======== Provided records

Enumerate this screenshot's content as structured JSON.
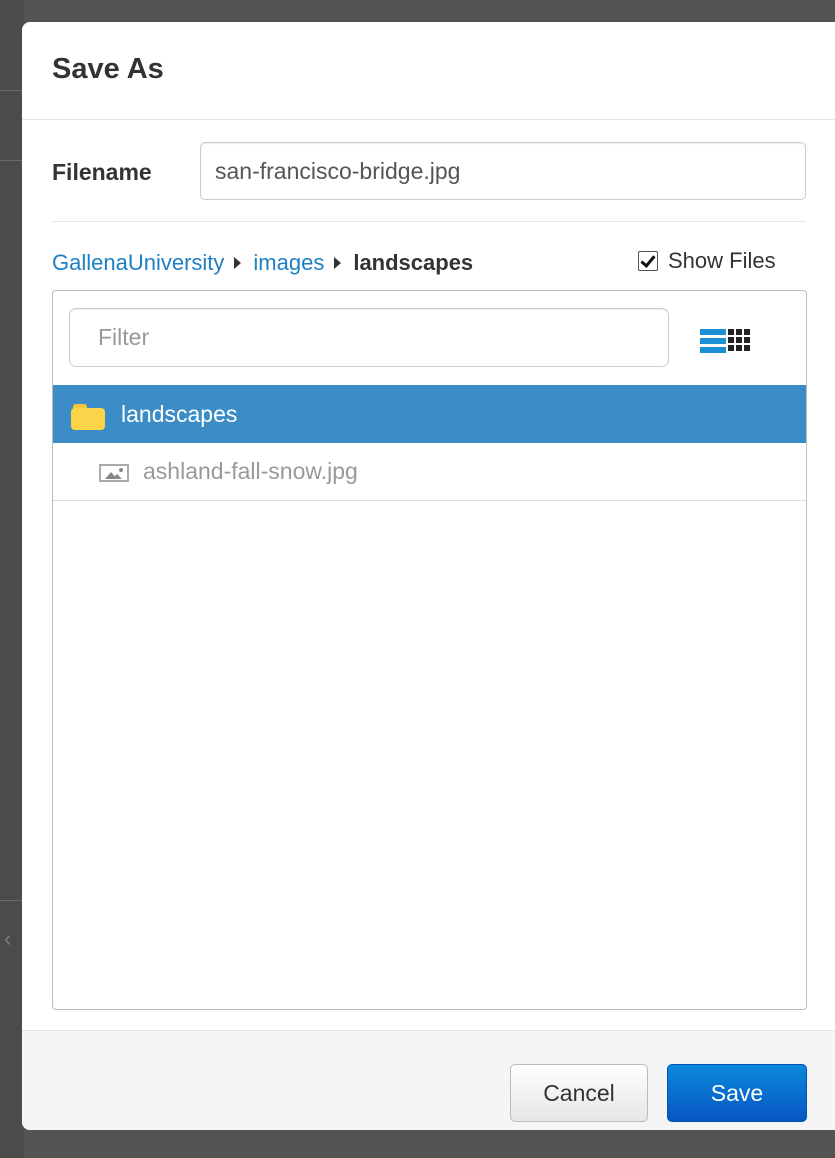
{
  "dialog": {
    "title": "Save As"
  },
  "filename": {
    "label": "Filename",
    "value": "san-francisco-bridge.jpg"
  },
  "breadcrumb": {
    "items": [
      {
        "label": "GallenaUniversity",
        "link": true
      },
      {
        "label": "images",
        "link": true
      },
      {
        "label": "landscapes",
        "link": false
      }
    ]
  },
  "show_files": {
    "label": "Show Files",
    "checked": true
  },
  "browser": {
    "filter_placeholder": "Filter",
    "view_modes": [
      "list-view-icon",
      "grid-view-icon"
    ],
    "active_view": "list",
    "rows": [
      {
        "type": "folder",
        "icon": "folder-icon",
        "label": "landscapes",
        "selected": true
      },
      {
        "type": "file",
        "icon": "image-file-icon",
        "label": "ashland-fall-snow.jpg",
        "selected": false
      }
    ]
  },
  "footer": {
    "cancel_label": "Cancel",
    "save_label": "Save"
  },
  "colors": {
    "link": "#1d7fc4",
    "selected_row": "#3c8dc5",
    "primary_button": "#0a6fd0",
    "folder": "#fbd44a"
  }
}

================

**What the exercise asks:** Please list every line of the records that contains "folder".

**Exercise result:**
        "type": "folder",
        "icon": "folder-icon",
    "folder": "#fbd44a"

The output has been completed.